■ **Data provided**:
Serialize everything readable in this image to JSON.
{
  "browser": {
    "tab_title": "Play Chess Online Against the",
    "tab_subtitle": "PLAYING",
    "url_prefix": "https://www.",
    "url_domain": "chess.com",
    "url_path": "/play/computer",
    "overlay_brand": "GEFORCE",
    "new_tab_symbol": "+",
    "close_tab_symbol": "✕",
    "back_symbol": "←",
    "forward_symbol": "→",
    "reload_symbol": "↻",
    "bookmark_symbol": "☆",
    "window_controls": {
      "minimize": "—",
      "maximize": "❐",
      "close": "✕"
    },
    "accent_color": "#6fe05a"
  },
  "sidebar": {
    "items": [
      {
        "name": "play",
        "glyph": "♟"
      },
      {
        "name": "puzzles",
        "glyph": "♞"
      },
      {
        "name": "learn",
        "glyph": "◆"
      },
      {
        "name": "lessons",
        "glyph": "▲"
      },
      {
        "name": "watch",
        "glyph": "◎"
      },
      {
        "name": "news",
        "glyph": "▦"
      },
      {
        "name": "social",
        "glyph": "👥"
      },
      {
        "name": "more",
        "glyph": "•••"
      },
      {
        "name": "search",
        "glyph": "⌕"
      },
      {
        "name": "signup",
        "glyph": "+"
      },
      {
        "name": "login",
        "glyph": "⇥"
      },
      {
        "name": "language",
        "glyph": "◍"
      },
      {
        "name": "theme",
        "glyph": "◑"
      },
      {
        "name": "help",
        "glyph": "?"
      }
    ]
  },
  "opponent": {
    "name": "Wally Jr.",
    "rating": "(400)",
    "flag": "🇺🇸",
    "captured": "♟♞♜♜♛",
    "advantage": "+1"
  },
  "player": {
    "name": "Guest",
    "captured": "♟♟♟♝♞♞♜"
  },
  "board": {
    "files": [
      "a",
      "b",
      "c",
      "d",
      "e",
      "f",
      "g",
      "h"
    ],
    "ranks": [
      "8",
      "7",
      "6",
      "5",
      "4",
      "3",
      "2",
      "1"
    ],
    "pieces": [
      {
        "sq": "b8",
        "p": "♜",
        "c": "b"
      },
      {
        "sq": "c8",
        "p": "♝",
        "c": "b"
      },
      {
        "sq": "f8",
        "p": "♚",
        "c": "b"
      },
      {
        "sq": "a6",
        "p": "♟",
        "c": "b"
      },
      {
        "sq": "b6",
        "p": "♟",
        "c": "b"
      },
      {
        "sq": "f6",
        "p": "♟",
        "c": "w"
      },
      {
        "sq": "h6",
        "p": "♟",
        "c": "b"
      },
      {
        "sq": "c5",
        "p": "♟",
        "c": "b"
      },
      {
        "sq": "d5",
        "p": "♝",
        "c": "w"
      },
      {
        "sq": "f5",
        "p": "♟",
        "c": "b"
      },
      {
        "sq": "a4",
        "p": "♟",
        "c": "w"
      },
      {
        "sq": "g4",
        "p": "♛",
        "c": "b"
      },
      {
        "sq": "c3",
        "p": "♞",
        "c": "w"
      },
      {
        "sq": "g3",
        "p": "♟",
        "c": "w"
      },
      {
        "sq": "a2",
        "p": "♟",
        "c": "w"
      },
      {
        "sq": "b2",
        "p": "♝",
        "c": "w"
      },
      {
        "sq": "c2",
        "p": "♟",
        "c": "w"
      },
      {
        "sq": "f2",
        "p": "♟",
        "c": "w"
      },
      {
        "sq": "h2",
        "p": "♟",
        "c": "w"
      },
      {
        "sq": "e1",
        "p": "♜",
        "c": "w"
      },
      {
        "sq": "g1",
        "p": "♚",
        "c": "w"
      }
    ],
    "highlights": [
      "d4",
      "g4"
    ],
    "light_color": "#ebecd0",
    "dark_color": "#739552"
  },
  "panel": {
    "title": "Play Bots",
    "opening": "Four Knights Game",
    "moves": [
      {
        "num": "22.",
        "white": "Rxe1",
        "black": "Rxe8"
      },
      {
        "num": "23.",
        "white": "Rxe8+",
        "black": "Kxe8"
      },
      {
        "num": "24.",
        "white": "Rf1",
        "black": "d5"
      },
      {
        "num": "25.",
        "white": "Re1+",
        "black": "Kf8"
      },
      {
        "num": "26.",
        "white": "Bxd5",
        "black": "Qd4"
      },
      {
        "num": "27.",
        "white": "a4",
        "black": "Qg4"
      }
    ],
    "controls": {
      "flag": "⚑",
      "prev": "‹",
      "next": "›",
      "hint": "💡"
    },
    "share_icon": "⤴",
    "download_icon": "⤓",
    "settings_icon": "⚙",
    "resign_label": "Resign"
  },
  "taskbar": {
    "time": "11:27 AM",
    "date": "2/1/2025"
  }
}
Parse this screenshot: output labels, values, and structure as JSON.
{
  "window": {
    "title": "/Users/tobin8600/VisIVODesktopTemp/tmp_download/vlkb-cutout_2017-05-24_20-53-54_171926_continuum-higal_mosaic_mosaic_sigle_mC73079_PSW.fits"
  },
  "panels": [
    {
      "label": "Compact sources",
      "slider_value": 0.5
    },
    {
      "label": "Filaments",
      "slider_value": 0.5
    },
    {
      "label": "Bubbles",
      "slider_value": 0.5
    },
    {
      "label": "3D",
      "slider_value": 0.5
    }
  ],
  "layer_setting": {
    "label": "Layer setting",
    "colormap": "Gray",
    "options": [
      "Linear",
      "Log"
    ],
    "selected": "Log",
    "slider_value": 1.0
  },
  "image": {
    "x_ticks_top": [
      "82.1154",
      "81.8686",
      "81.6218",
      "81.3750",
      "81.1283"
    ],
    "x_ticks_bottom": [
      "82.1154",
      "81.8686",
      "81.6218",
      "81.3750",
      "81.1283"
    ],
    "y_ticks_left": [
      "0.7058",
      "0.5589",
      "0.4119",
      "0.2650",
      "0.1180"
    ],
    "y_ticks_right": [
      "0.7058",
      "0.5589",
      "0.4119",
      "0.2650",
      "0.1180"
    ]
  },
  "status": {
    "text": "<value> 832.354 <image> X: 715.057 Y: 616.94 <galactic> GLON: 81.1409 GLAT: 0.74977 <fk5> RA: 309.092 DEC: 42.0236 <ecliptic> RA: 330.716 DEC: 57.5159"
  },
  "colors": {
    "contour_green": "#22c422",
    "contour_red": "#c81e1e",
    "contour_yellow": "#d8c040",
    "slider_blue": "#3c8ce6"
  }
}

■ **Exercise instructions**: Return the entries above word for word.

■ **Task output**:
Serialize everything readable in this image to JSON.
{
  "browser": {
    "tab_title": "Play Chess Online Against the",
    "tab_subtitle": "PLAYING",
    "url_prefix": "https://www.",
    "url_domain": "chess.com",
    "url_path": "/play/computer",
    "overlay_brand": "GEFORCE",
    "new_tab_symbol": "+",
    "close_tab_symbol": "✕",
    "back_symbol": "←",
    "forward_symbol": "→",
    "reload_symbol": "↻",
    "bookmark_symbol": "☆",
    "window_controls": {
      "minimize": "—",
      "maximize": "❐",
      "close": "✕"
    },
    "accent_color": "#6fe05a"
  },
  "sidebar": {
    "items": [
      {
        "name": "play",
        "glyph": "♟"
      },
      {
        "name": "puzzles",
        "glyph": "♞"
      },
      {
        "name": "learn",
        "glyph": "◆"
      },
      {
        "name": "lessons",
        "glyph": "▲"
      },
      {
        "name": "watch",
        "glyph": "◎"
      },
      {
        "name": "news",
        "glyph": "▦"
      },
      {
        "name": "social",
        "glyph": "👥"
      },
      {
        "name": "more",
        "glyph": "•••"
      },
      {
        "name": "search",
        "glyph": "⌕"
      },
      {
        "name": "signup",
        "glyph": "+"
      },
      {
        "name": "login",
        "glyph": "⇥"
      },
      {
        "name": "language",
        "glyph": "◍"
      },
      {
        "name": "theme",
        "glyph": "◑"
      },
      {
        "name": "help",
        "glyph": "?"
      }
    ]
  },
  "opponent": {
    "name": "Wally Jr.",
    "rating": "(400)",
    "flag": "🇺🇸",
    "captured": "♟♞♜♜♛",
    "advantage": "+1"
  },
  "player": {
    "name": "Guest",
    "captured": "♟♟♟♝♞♞♜"
  },
  "board": {
    "files": [
      "a",
      "b",
      "c",
      "d",
      "e",
      "f",
      "g",
      "h"
    ],
    "ranks": [
      "8",
      "7",
      "6",
      "5",
      "4",
      "3",
      "2",
      "1"
    ],
    "pieces": [
      {
        "sq": "b8",
        "p": "♜",
        "c": "b"
      },
      {
        "sq": "c8",
        "p": "♝",
        "c": "b"
      },
      {
        "sq": "f8",
        "p": "♚",
        "c": "b"
      },
      {
        "sq": "a6",
        "p": "♟",
        "c": "b"
      },
      {
        "sq": "b6",
        "p": "♟",
        "c": "b"
      },
      {
        "sq": "f6",
        "p": "♟",
        "c": "w"
      },
      {
        "sq": "h6",
        "p": "♟",
        "c": "b"
      },
      {
        "sq": "c5",
        "p": "♟",
        "c": "b"
      },
      {
        "sq": "d5",
        "p": "♝",
        "c": "w"
      },
      {
        "sq": "f5",
        "p": "♟",
        "c": "b"
      },
      {
        "sq": "a4",
        "p": "♟",
        "c": "w"
      },
      {
        "sq": "g4",
        "p": "♛",
        "c": "b"
      },
      {
        "sq": "c3",
        "p": "♞",
        "c": "w"
      },
      {
        "sq": "g3",
        "p": "♟",
        "c": "w"
      },
      {
        "sq": "a2",
        "p": "♟",
        "c": "w"
      },
      {
        "sq": "b2",
        "p": "♝",
        "c": "w"
      },
      {
        "sq": "c2",
        "p": "♟",
        "c": "w"
      },
      {
        "sq": "f2",
        "p": "♟",
        "c": "w"
      },
      {
        "sq": "h2",
        "p": "♟",
        "c": "w"
      },
      {
        "sq": "e1",
        "p": "♜",
        "c": "w"
      },
      {
        "sq": "g1",
        "p": "♚",
        "c": "w"
      }
    ],
    "highlights": [
      "d4",
      "g4"
    ],
    "light_color": "#ebecd0",
    "dark_color": "#739552"
  },
  "panel": {
    "title": "Play Bots",
    "opening": "Four Knights Game",
    "moves": [
      {
        "num": "22.",
        "white": "Rxe1",
        "black": "Rxe8"
      },
      {
        "num": "23.",
        "white": "Rxe8+",
        "black": "Kxe8"
      },
      {
        "num": "24.",
        "white": "Rf1",
        "black": "d5"
      },
      {
        "num": "25.",
        "white": "Re1+",
        "black": "Kf8"
      },
      {
        "num": "26.",
        "white": "Bxd5",
        "black": "Qd4"
      },
      {
        "num": "27.",
        "white": "a4",
        "black": "Qg4"
      }
    ],
    "controls": {
      "flag": "⚑",
      "prev": "‹",
      "next": "›",
      "hint": "💡"
    },
    "share_icon": "⤴",
    "download_icon": "⤓",
    "settings_icon": "⚙",
    "resign_label": "Resign"
  },
  "taskbar": {
    "time": "11:27 AM",
    "date": "2/1/2025"
  }
}
Parse this screenshot: output labels, values, and structure as JSON.
{
  "window": {
    "title": "/Users/tobin8600/VisIVODesktopTemp/tmp_download/vlkb-cutout_2017-05-24_20-53-54_171926_continuum-higal_mosaic_mosaic_sigle_mC73079_PSW.fits"
  },
  "panels": [
    {
      "label": "Compact sources",
      "slider_value": 0.5
    },
    {
      "label": "Filaments",
      "slider_value": 0.5
    },
    {
      "label": "Bubbles",
      "slider_value": 0.5
    },
    {
      "label": "3D",
      "slider_value": 0.5
    }
  ],
  "layer_setting": {
    "label": "Layer setting",
    "colormap": "Gray",
    "options": [
      "Linear",
      "Log"
    ],
    "selected": "Log",
    "slider_value": 1.0
  },
  "image": {
    "x_ticks_top": [
      "82.1154",
      "81.8686",
      "81.6218",
      "81.3750",
      "81.1283"
    ],
    "x_ticks_bottom": [
      "82.1154",
      "81.8686",
      "81.6218",
      "81.3750",
      "81.1283"
    ],
    "y_ticks_left": [
      "0.7058",
      "0.5589",
      "0.4119",
      "0.2650",
      "0.1180"
    ],
    "y_ticks_right": [
      "0.7058",
      "0.5589",
      "0.4119",
      "0.2650",
      "0.1180"
    ]
  },
  "status": {
    "text": "<value> 832.354 <image> X: 715.057 Y: 616.94 <galactic> GLON: 81.1409 GLAT: 0.74977 <fk5> RA: 309.092 DEC: 42.0236 <ecliptic> RA: 330.716 DEC: 57.5159"
  },
  "colors": {
    "contour_green": "#22c422",
    "contour_red": "#c81e1e",
    "contour_yellow": "#d8c040",
    "slider_blue": "#3c8ce6"
  }
}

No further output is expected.